Did Christians Really
Some textbooks teach kids that in
the 1800s in pioneer America, people in power purposely gave Native Americans
blankets infected with the deadly smallpox virus as a form of genocide - to
wipe them out so that the whites could take over.
Reportedly, this atrocious assertion
is commonly taught in Muslim schools overseas, and adults and children alike
really believe it. It creates hatred and mistrust of the United States. And
that's dangerous, especially in these days of threatened biomedical terrorism
such as unleashing an epidemic of anthrax and other diseases.
But it's a lie.
Apparently, the implication that
there was widespread, deliberate spreading of smallpox to kill off Native
Americans was made up in the 1990s by disgraced University of Colorado ethnic
studies professor Ward Churchill. Churchill, made famous by a statement
comparing the victims of the 2001 Twin Towers bombings as being like "little
Eichmanns," was later fired by his university for various forms of misconduct.
Unfortunately, the smallpox-blanket lie persists despite Churchill's being
There has been ample scholarship
indicating that thousands or even millions of Native Americans did indeed die
from diseases that probably were brought to North and South America by European

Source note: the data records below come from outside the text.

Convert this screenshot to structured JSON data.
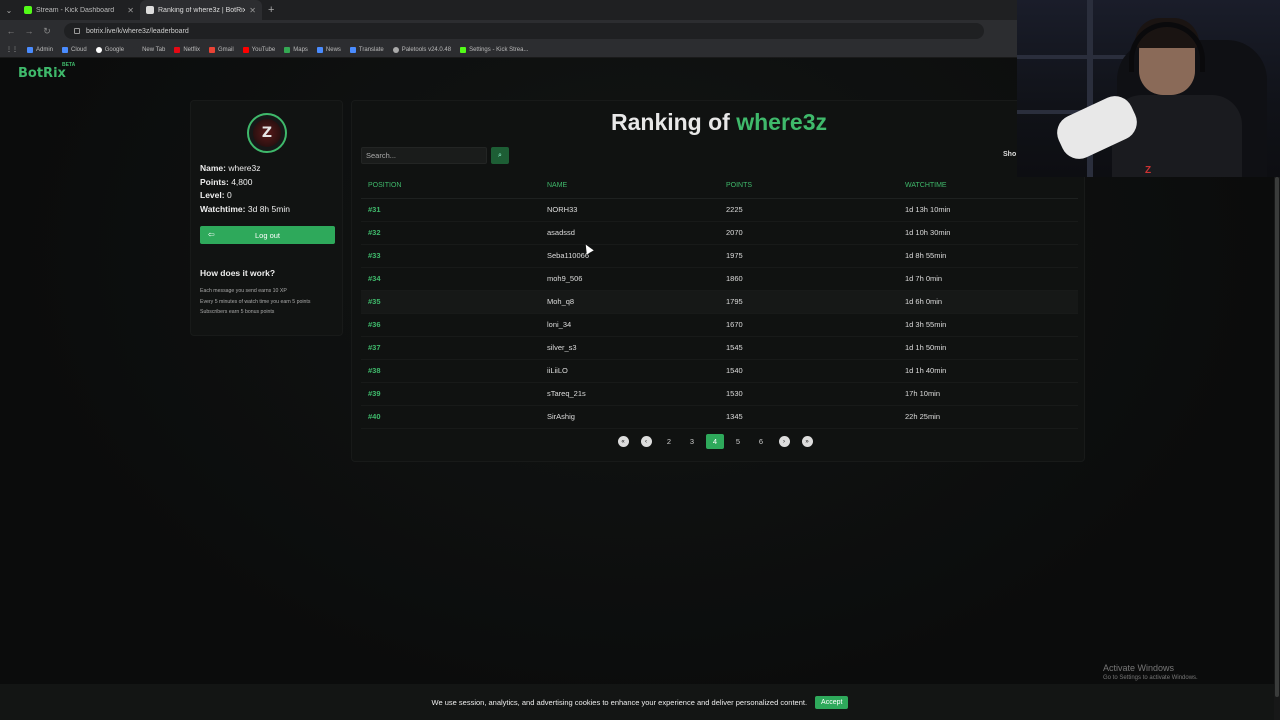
{
  "browser": {
    "tabs": [
      {
        "label": "Stream - Kick Dashboard",
        "active": false,
        "icon": "kick-icon",
        "color": "#53fc18"
      },
      {
        "label": "Ranking of where3z | BotRix -...",
        "active": true,
        "icon": "botrix-icon",
        "color": "#dddddd"
      }
    ],
    "url": "botrix.live/k/where3z/leaderboard",
    "bookmarks": [
      {
        "label": "Admin",
        "color": "#4a8cff"
      },
      {
        "label": "Cloud",
        "color": "#4a8cff"
      },
      {
        "label": "Google",
        "color": "#ffffff"
      },
      {
        "label": "New Tab",
        "color": "#2c2d30"
      },
      {
        "label": "Netflix",
        "color": "#e50914"
      },
      {
        "label": "Gmail",
        "color": "#ea4335"
      },
      {
        "label": "YouTube",
        "color": "#ff0000"
      },
      {
        "label": "Maps",
        "color": "#34a853"
      },
      {
        "label": "News",
        "color": "#4a8cff"
      },
      {
        "label": "Translate",
        "color": "#4a8cff"
      },
      {
        "label": "Paletools v24.0.48",
        "color": "#aaaaaa"
      },
      {
        "label": "Settings - Kick Strea...",
        "color": "#53fc18"
      }
    ]
  },
  "site": {
    "logo": "BotRix",
    "logo_badge": "BETA",
    "accent": "#3fb96b"
  },
  "profile": {
    "avatar_letter": "Z",
    "name_label": "Name:",
    "name": "where3z",
    "points_label": "Points:",
    "points": "4,800",
    "level_label": "Level:",
    "level": "0",
    "watchtime_label": "Watchtime:",
    "watchtime": "3d 8h 5min",
    "logout": "Log out",
    "how_title": "How does it work?",
    "how_lines": [
      "Each message you send earns 10 XP",
      "Every 5 minutes of watch time you earn 5 points",
      "Subscribers earn 5 bonus points"
    ]
  },
  "ranking": {
    "title_prefix": "Ranking of",
    "title_user": "where3z",
    "search_placeholder": "Search...",
    "show_label": "Sho",
    "headers": [
      "POSITION",
      "NAME",
      "POINTS",
      "WATCHTIME"
    ],
    "rows": [
      {
        "position": "#31",
        "name": "NORH33",
        "points": "2225",
        "watchtime": "1d 13h 10min"
      },
      {
        "position": "#32",
        "name": "asadssd",
        "points": "2070",
        "watchtime": "1d 10h 30min"
      },
      {
        "position": "#33",
        "name": "Seba110066",
        "points": "1975",
        "watchtime": "1d 8h 55min"
      },
      {
        "position": "#34",
        "name": "moh9_506",
        "points": "1860",
        "watchtime": "1d 7h 0min"
      },
      {
        "position": "#35",
        "name": "Moh_q8",
        "points": "1795",
        "watchtime": "1d 6h 0min"
      },
      {
        "position": "#36",
        "name": "loni_34",
        "points": "1670",
        "watchtime": "1d 3h 55min"
      },
      {
        "position": "#37",
        "name": "silver_s3",
        "points": "1545",
        "watchtime": "1d 1h 50min"
      },
      {
        "position": "#38",
        "name": "iiLiiLO",
        "points": "1540",
        "watchtime": "1d 1h 40min"
      },
      {
        "position": "#39",
        "name": "sTareq_21s",
        "points": "1530",
        "watchtime": "17h 10min"
      },
      {
        "position": "#40",
        "name": "SirAshig",
        "points": "1345",
        "watchtime": "22h 25min"
      }
    ],
    "pagination": {
      "pages": [
        "2",
        "3",
        "4",
        "5",
        "6"
      ],
      "current": "4"
    }
  },
  "cookie": {
    "text": "We use session, analytics, and advertising cookies to enhance your experience and deliver personalized content.",
    "accept": "Accept"
  },
  "windows_watermark": {
    "line1": "Activate Windows",
    "line2": "Go to Settings to activate Windows."
  }
}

colonists. But the infection was accidental and couldn't be helped; the native
people did not have natural, genetically-built up immunity to various diseases,

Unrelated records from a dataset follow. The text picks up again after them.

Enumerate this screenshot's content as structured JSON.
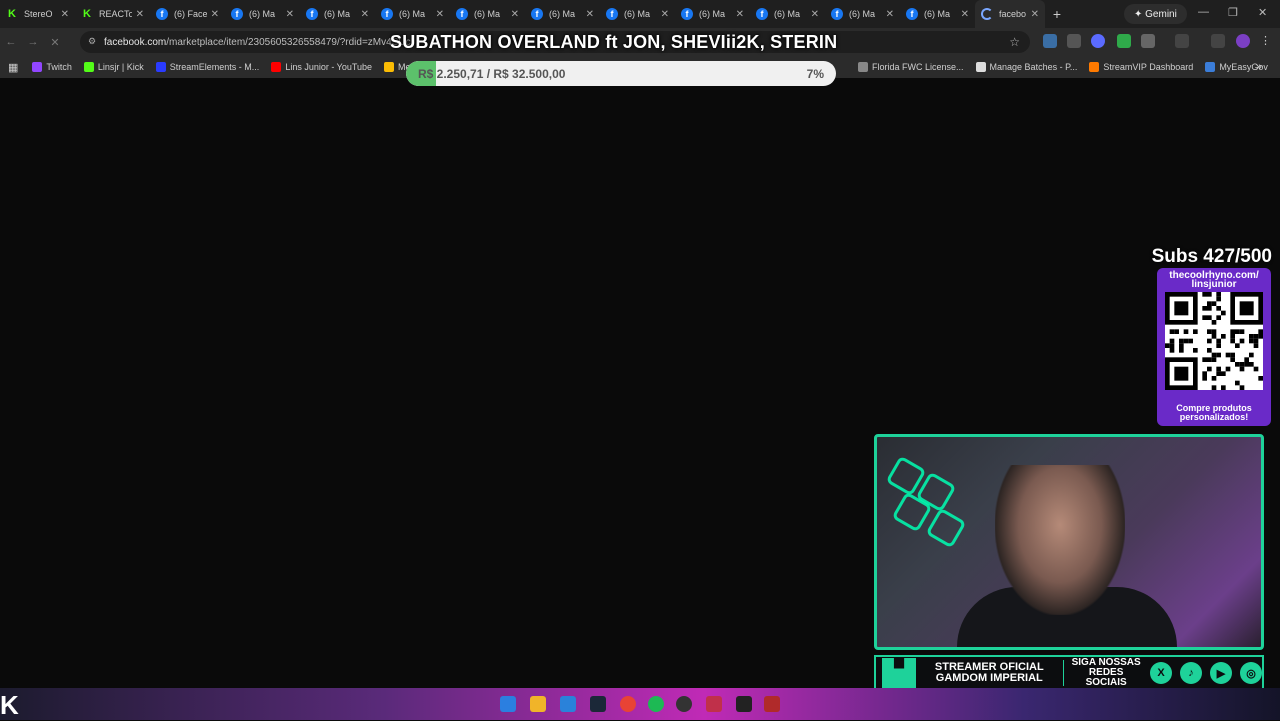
{
  "tabs": [
    {
      "label": "StereO",
      "icon": "kick"
    },
    {
      "label": "REACTo",
      "icon": "kick"
    },
    {
      "label": "(6) Face",
      "icon": "fb"
    },
    {
      "label": "(6) Ma",
      "icon": "fb"
    },
    {
      "label": "(6) Ma",
      "icon": "fb"
    },
    {
      "label": "(6) Ma",
      "icon": "fb"
    },
    {
      "label": "(6) Ma",
      "icon": "fb"
    },
    {
      "label": "(6) Ma",
      "icon": "fb"
    },
    {
      "label": "(6) Ma",
      "icon": "fb"
    },
    {
      "label": "(6) Ma",
      "icon": "fb"
    },
    {
      "label": "(6) Ma",
      "icon": "fb"
    },
    {
      "label": "(6) Ma",
      "icon": "fb"
    },
    {
      "label": "(6) Ma",
      "icon": "fb"
    },
    {
      "label": "facebo",
      "icon": "loading",
      "active": true
    }
  ],
  "gemini_label": "✦ Gemini",
  "url": {
    "site": "facebook.com",
    "path": "/marketplace/item/2305605326558479/?rdid=zMv4SUc"
  },
  "bookmarks": [
    {
      "label": "Twitch",
      "color": "#9146ff"
    },
    {
      "label": "Linsjr | Kick",
      "color": "#53fc18"
    },
    {
      "label": "StreamElements - M...",
      "color": "#2a3bff"
    },
    {
      "label": "Lins Junior - YouTube",
      "color": "#ff0000"
    },
    {
      "label": "Meu Drive",
      "color": "#fbbc04"
    },
    {
      "label": "Florida FWC License...",
      "color": "#888888"
    },
    {
      "label": "Manage Batches - P...",
      "color": "#dddddd"
    },
    {
      "label": "StreamVIP Dashboard",
      "color": "#ff7a00"
    },
    {
      "label": "MyEasyGov",
      "color": "#3b7dd8"
    }
  ],
  "overlay": {
    "title": "SUBATHON OVERLAND ft JON, SHEVIii2K, STERIN",
    "goal_text": "R$ 2.250,71 / R$ 32.500,00",
    "goal_percent_label": "7%",
    "goal_fraction": 0.07,
    "subs": "Subs 427/500",
    "qr_url": "thecoolrhyno.com/ linsjunior",
    "qr_caption": "Compre produtos personalizados!",
    "banner_left": "STREAMER OFICIAL GAMDOM IMPERIAL",
    "banner_right": "SIGA NOSSAS REDES SOCIAIS",
    "socials": [
      "X",
      "♪",
      "▶",
      "◎"
    ]
  },
  "colors": {
    "accent": "#1ed29a",
    "goal_fill": "#5cc16b",
    "qr_card": "#6a2ac8"
  }
}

But the idea that widespread,
deliberate murder of Indians through smallpox blankets was fabricated and
greatly exaggerated, based apparently on a letter written by a British captain

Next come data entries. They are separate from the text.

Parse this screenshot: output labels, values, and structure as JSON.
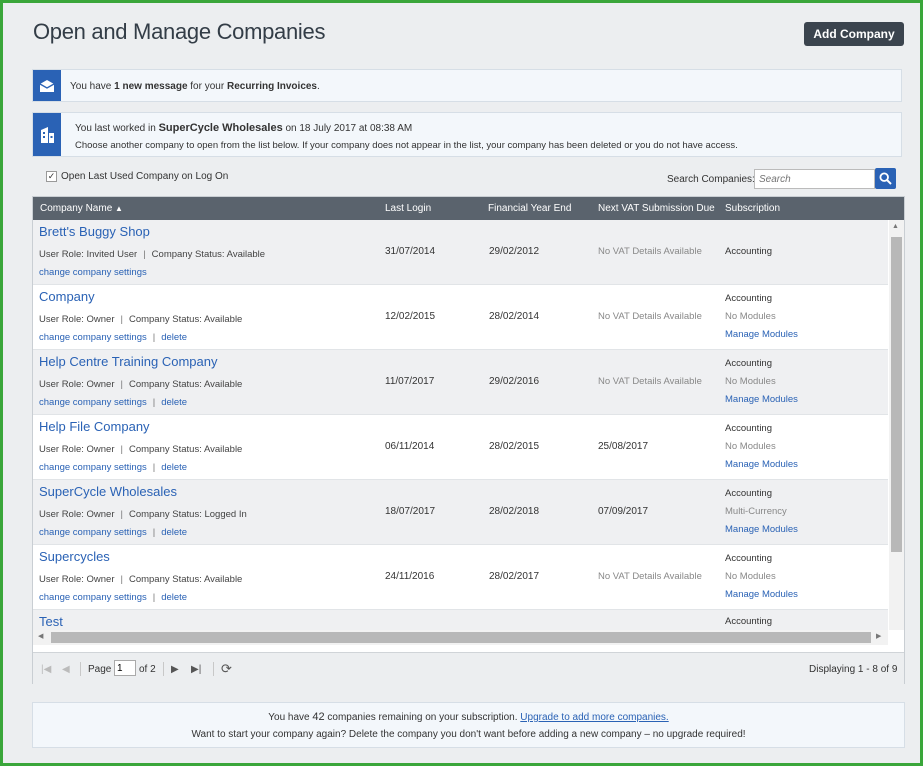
{
  "header": {
    "title": "Open and Manage Companies",
    "add_button": "Add Company"
  },
  "messages": {
    "new_message": {
      "pre": "You have ",
      "count": "1 new message",
      "mid": " for your ",
      "target": "Recurring Invoices",
      "post": "."
    },
    "last_worked": {
      "pre": "You last worked in ",
      "company": "SuperCycle Wholesales",
      "post": " on 18 July 2017 at 08:38 AM",
      "line2": "Choose another company to open from the list below. If your company does not appear in the list, your company has been deleted or you do not have access."
    }
  },
  "options": {
    "open_last_used_label": "Open Last Used Company on Log On",
    "open_last_used_checked": true
  },
  "search": {
    "label": "Search Companies:",
    "placeholder": "Search"
  },
  "grid": {
    "columns": {
      "name": "Company Name",
      "last_login": "Last Login",
      "fye": "Financial Year End",
      "vat": "Next VAT Submission Due",
      "subscription": "Subscription"
    },
    "rows": [
      {
        "name": "Brett's Buggy Shop",
        "role": "User Role: Invited User",
        "status": "Company Status: Available",
        "link_settings": "change company settings",
        "link_delete": "",
        "last_login": "31/07/2014",
        "fye": "29/02/2012",
        "vat": "No VAT Details Available",
        "sub1": "Accounting",
        "sub2": "",
        "sub3": ""
      },
      {
        "name": "Company",
        "role": "User Role: Owner",
        "status": "Company Status: Available",
        "link_settings": "change company settings",
        "link_delete": "delete",
        "last_login": "12/02/2015",
        "fye": "28/02/2014",
        "vat": "No VAT Details Available",
        "sub1": "Accounting",
        "sub2": "No Modules",
        "sub3": "Manage Modules"
      },
      {
        "name": "Help Centre Training Company",
        "role": "User Role: Owner",
        "status": "Company Status: Available",
        "link_settings": "change company settings",
        "link_delete": "delete",
        "last_login": "11/07/2017",
        "fye": "29/02/2016",
        "vat": "No VAT Details Available",
        "sub1": "Accounting",
        "sub2": "No Modules",
        "sub3": "Manage Modules"
      },
      {
        "name": "Help File Company",
        "role": "User Role: Owner",
        "status": "Company Status: Available",
        "link_settings": "change company settings",
        "link_delete": "delete",
        "last_login": "06/11/2014",
        "fye": "28/02/2015",
        "vat": "25/08/2017",
        "sub1": "Accounting",
        "sub2": "No Modules",
        "sub3": "Manage Modules"
      },
      {
        "name": "SuperCycle Wholesales",
        "role": "User Role: Owner",
        "status": "Company Status: Logged In",
        "link_settings": "change company settings",
        "link_delete": "delete",
        "last_login": "18/07/2017",
        "fye": "28/02/2018",
        "vat": "07/09/2017",
        "sub1": "Accounting",
        "sub2": "Multi-Currency",
        "sub3": "Manage Modules"
      },
      {
        "name": "Supercycles",
        "role": "User Role: Owner",
        "status": "Company Status: Available",
        "link_settings": "change company settings",
        "link_delete": "delete",
        "last_login": "24/11/2016",
        "fye": "28/02/2017",
        "vat": "No VAT Details Available",
        "sub1": "Accounting",
        "sub2": "No Modules",
        "sub3": "Manage Modules"
      },
      {
        "name": "Test",
        "role": "",
        "status": "",
        "link_settings": "",
        "link_delete": "",
        "last_login": "",
        "fye": "",
        "vat": "",
        "sub1": "Accounting",
        "sub2": "",
        "sub3": ""
      }
    ]
  },
  "pager": {
    "page_label": "Page",
    "page_value": "1",
    "of_label": "of 2",
    "displaying": "Displaying 1 - 8 of 9"
  },
  "footer": {
    "pre": "You have ",
    "count": "42",
    "mid": " companies remaining on your subscription. ",
    "upgrade_link": "Upgrade to add more companies.",
    "line2": "Want to start your company again? Delete the company you don't want before adding a new company – no upgrade required!"
  },
  "colors": {
    "accent": "#2a62b5",
    "header_bg": "#5a636d",
    "button_bg": "#3b444e",
    "frame": "#3aa63a"
  }
}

named Ecuyer in the 1700s. He evidently did give two blankets and a
handkerchief that contained the deadly smallpox virus to Indians at Fort Pitt,
in what is now Pittsburgh, Pa., in an attempt to kill them. That was during the
French and Indian War. But that is the only piece of evidence, as inconclusive
as it is, that "germ warfare" was conducted on purpose against Native
Americans, and it wasn't by United States citizens at any rate.
It might be worth a look in your
child's history or social studies textbook, to see if this fabrication is
repeated. If you have a friend who is Muslim or from a foreign country, you
might want to send these references in an attempt to debunk a harmful
stereotype if it is there. You just never know if the truth might reduce the
enmity between people, and prevent an act of hatred that could kill and hurt
For an interesting look at smallpox in the 1800s, see:
More about Ward Churchill and
allegations of misconduct, fabrication and plagiarism: